We must protect grieving families
LOSING a loved one is the very worst thing that life will throw your way. Amid all of that grief and heartache comes the unavoidable business end of death – organising a funeral to give a fitting final farewell.
For families in mourning to then be price gouged by opportunistic funeral parlours seeking to cash in by taking the bereaved for a ride at a time they are in acute distress is nothing short of cruel.
It is good to see the Palaszczuk government now moving toward stamping out such unscrupulous behaviour in the funeral industry by considering regulations to rein in underhanded pricing practices.
Attorney-General Shannon Fentiman is calling on people to give their accounts of organising a funeral with the aim of overhauling the industry by forcing transparent pricing.
Why is this so important?
Because, as pointed out by the Australian Competition and Consumer Commission boss Rod Sims, funerals are expensive and customers often have had no prior dealings with the sector until struck by tragedy.
Hidden fees, added-on services not being included in pricing and misrepresentations about what is included feature in the ACCC complaints alleging misleading and deceptive practices.
There have also been long-held concerns about unfair contract terms within funeral service and pre-paid funeral contracts, as well as claims of unconscionable conduct.
That can range from an operator inflating the price of a funeral to making pricing so complex and opaque that grieving families simply give up.
Claims of anti-competitive conduct, where big outfits misuse their market power, is another issue driving up prices.
Not only is it promising that the ACCC is zoning in on these practices, but its recently launched survey of consumers and industry insiders could more generally put funeral businesses preying on vulnerable consumers under the microscope beyond the issue of questionable pricing practices.
And there are horror stories aplenty.
Back in 2018, Queensland Fair Trading officers launched an investigation into one funeral business over claims dead bodies were being moved out of expensive “ceremonial” coffins and onto a piece of board ahead of cremation, with the caskets then reused.

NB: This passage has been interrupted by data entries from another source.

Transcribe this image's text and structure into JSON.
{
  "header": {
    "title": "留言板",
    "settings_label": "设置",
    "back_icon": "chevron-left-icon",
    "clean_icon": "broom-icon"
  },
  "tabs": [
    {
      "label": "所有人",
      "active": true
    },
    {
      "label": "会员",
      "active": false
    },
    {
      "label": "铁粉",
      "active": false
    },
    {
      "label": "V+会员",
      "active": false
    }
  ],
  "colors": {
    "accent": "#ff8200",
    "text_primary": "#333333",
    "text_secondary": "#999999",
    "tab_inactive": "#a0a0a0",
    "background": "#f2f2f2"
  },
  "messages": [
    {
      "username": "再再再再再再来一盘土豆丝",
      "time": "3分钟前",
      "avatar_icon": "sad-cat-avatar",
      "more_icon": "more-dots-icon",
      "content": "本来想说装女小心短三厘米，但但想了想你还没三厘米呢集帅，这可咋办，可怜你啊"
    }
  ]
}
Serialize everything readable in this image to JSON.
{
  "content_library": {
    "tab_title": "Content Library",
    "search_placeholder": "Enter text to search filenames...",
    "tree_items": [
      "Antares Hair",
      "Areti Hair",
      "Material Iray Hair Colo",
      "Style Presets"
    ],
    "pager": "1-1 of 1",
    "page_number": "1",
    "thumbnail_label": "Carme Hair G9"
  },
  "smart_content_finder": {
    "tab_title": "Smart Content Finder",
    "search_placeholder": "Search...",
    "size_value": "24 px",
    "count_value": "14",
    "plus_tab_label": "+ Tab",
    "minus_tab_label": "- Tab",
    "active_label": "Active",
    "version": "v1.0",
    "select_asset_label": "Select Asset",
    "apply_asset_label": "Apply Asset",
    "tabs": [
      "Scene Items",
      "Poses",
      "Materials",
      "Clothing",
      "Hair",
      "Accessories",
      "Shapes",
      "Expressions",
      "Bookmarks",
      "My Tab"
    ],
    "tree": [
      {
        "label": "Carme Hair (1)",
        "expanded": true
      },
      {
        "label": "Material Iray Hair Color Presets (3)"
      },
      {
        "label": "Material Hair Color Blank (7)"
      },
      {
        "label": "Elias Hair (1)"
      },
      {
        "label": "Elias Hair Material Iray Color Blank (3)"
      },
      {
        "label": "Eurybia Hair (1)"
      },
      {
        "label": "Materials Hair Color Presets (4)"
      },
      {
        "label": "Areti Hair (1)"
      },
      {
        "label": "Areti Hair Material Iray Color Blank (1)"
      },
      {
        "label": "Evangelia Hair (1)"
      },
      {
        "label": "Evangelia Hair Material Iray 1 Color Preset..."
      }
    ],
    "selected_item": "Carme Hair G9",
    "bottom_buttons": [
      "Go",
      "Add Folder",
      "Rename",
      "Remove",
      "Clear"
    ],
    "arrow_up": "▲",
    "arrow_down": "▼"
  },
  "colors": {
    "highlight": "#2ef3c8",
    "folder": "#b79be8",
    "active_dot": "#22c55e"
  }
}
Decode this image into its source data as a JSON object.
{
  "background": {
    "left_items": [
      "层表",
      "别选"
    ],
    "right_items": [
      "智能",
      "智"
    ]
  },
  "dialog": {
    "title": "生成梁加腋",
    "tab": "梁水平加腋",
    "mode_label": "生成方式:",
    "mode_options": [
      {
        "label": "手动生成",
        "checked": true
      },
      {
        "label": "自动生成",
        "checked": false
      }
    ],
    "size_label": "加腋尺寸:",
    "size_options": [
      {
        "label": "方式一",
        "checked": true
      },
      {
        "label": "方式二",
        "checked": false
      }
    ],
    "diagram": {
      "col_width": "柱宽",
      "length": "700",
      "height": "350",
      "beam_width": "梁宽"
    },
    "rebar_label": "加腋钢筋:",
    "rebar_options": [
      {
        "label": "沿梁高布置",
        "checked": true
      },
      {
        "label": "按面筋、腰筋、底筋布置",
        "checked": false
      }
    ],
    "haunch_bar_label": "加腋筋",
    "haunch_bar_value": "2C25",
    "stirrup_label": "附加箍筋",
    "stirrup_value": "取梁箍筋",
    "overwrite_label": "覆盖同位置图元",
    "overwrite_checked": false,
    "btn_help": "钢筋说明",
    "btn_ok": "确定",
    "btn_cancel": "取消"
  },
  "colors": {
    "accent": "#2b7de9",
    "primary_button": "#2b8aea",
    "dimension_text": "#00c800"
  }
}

While the funeral parlour owner denied the claims, he said it did operate a rental coffin scheme – something the Queensland Funeral Directors Association labelled as “unethical” and a health hazard.
It was the second such “coffin swapping” scandal that year, with another funeral business accused of switching a $1700 coffin for a

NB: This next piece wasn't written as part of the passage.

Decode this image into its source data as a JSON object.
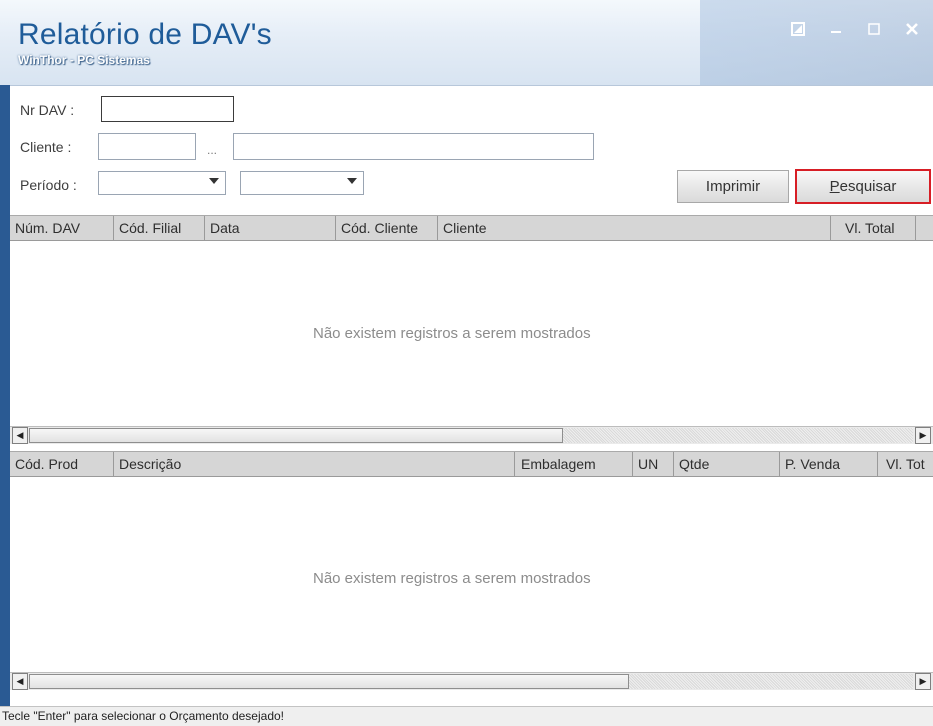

$70 pine box. That triggered a complaint, but police found no evidence to substantiate a criminal charge. Even before that, some in the industry had sounded the alarm about fly-by-night operators storing bodies in industrial estate tin sheds while they forked out $30,000 for purpose built refrigerated facilities.
The cases portray a sector badly in need of government oversight – something some operators called for more than a decade ago.
Whatever eventuates, the wellbeing of grief-stricken families must come first.